━━━━━ PROVIDED ENTRIES ━━━━━

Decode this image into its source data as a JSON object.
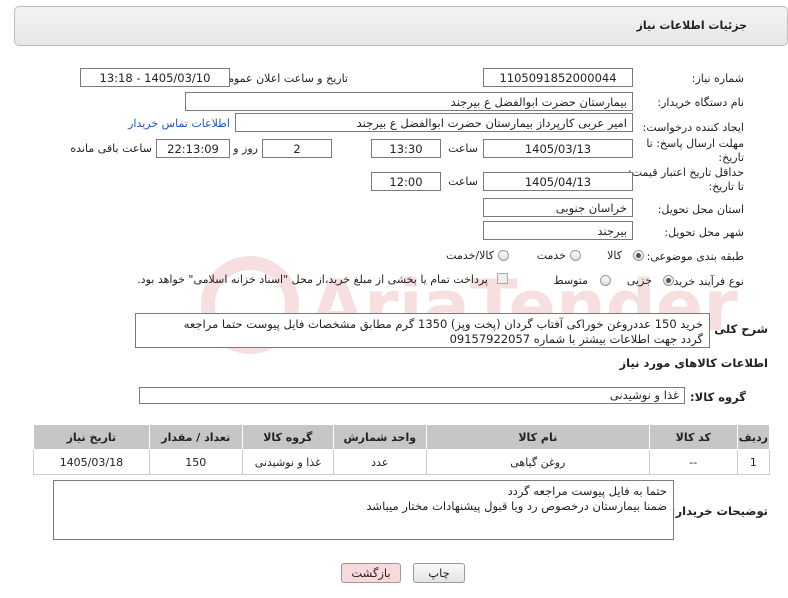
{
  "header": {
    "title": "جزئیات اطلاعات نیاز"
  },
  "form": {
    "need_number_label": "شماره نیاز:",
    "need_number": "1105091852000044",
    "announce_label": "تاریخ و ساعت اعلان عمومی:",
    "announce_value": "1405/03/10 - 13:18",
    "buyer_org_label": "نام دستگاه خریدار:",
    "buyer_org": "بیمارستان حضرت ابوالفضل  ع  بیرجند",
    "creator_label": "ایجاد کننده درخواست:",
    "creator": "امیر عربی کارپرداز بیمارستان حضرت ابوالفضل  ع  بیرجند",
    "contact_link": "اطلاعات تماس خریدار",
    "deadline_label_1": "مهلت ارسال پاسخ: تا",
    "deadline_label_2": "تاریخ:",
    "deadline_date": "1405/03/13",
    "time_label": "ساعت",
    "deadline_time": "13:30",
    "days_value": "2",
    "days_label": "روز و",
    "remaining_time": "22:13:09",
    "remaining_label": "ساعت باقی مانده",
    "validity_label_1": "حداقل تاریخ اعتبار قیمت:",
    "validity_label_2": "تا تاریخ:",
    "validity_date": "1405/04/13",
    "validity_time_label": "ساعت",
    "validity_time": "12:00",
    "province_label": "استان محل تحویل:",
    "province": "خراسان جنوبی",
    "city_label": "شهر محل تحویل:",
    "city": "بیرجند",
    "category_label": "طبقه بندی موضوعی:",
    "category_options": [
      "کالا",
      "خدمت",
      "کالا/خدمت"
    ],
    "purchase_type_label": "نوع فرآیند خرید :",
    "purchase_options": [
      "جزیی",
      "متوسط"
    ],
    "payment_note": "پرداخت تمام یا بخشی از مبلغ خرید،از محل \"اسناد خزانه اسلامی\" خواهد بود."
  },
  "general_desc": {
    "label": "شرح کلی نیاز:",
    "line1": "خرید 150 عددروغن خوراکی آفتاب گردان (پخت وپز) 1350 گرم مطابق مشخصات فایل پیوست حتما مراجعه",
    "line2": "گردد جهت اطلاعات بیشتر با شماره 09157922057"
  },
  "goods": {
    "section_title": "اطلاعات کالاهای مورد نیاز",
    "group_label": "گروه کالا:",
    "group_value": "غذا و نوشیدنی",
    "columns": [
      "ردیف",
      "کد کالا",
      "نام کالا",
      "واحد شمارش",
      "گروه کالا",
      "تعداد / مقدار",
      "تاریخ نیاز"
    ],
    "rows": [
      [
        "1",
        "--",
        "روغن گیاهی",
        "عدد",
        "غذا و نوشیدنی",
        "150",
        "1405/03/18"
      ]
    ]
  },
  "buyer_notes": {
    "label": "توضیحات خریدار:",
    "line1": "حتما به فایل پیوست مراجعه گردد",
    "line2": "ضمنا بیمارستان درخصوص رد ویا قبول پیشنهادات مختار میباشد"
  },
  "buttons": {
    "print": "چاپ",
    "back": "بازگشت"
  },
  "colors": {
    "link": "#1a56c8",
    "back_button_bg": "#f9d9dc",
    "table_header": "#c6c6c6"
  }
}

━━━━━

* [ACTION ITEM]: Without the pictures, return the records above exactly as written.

* [TASK SOLUTION]:
Decode this image into its source data as a JSON object.
{
  "header": {
    "title": "جزئیات اطلاعات نیاز"
  },
  "form": {
    "need_number_label": "شماره نیاز:",
    "need_number": "1105091852000044",
    "announce_label": "تاریخ و ساعت اعلان عمومی:",
    "announce_value": "1405/03/10 - 13:18",
    "buyer_org_label": "نام دستگاه خریدار:",
    "buyer_org": "بیمارستان حضرت ابوالفضل  ع  بیرجند",
    "creator_label": "ایجاد کننده درخواست:",
    "creator": "امیر عربی کارپرداز بیمارستان حضرت ابوالفضل  ع  بیرجند",
    "contact_link": "اطلاعات تماس خریدار",
    "deadline_label_1": "مهلت ارسال پاسخ: تا",
    "deadline_label_2": "تاریخ:",
    "deadline_date": "1405/03/13",
    "time_label": "ساعت",
    "deadline_time": "13:30",
    "days_value": "2",
    "days_label": "روز و",
    "remaining_time": "22:13:09",
    "remaining_label": "ساعت باقی مانده",
    "validity_label_1": "حداقل تاریخ اعتبار قیمت:",
    "validity_label_2": "تا تاریخ:",
    "validity_date": "1405/04/13",
    "validity_time_label": "ساعت",
    "validity_time": "12:00",
    "province_label": "استان محل تحویل:",
    "province": "خراسان جنوبی",
    "city_label": "شهر محل تحویل:",
    "city": "بیرجند",
    "category_label": "طبقه بندی موضوعی:",
    "category_options": [
      "کالا",
      "خدمت",
      "کالا/خدمت"
    ],
    "purchase_type_label": "نوع فرآیند خرید :",
    "purchase_options": [
      "جزیی",
      "متوسط"
    ],
    "payment_note": "پرداخت تمام یا بخشی از مبلغ خرید،از محل \"اسناد خزانه اسلامی\" خواهد بود."
  },
  "general_desc": {
    "label": "شرح کلی نیاز:",
    "line1": "خرید 150 عددروغن خوراکی آفتاب گردان (پخت وپز) 1350 گرم مطابق مشخصات فایل پیوست حتما مراجعه",
    "line2": "گردد جهت اطلاعات بیشتر با شماره 09157922057"
  },
  "goods": {
    "section_title": "اطلاعات کالاهای مورد نیاز",
    "group_label": "گروه کالا:",
    "group_value": "غذا و نوشیدنی",
    "columns": [
      "ردیف",
      "کد کالا",
      "نام کالا",
      "واحد شمارش",
      "گروه کالا",
      "تعداد / مقدار",
      "تاریخ نیاز"
    ],
    "rows": [
      [
        "1",
        "--",
        "روغن گیاهی",
        "عدد",
        "غذا و نوشیدنی",
        "150",
        "1405/03/18"
      ]
    ]
  },
  "buyer_notes": {
    "label": "توضیحات خریدار:",
    "line1": "حتما به فایل پیوست مراجعه گردد",
    "line2": "ضمنا بیمارستان درخصوص رد ویا قبول پیشنهادات مختار میباشد"
  },
  "buttons": {
    "print": "چاپ",
    "back": "بازگشت"
  },
  "colors": {
    "link": "#1a56c8",
    "back_button_bg": "#f9d9dc",
    "table_header": "#c6c6c6"
  }
}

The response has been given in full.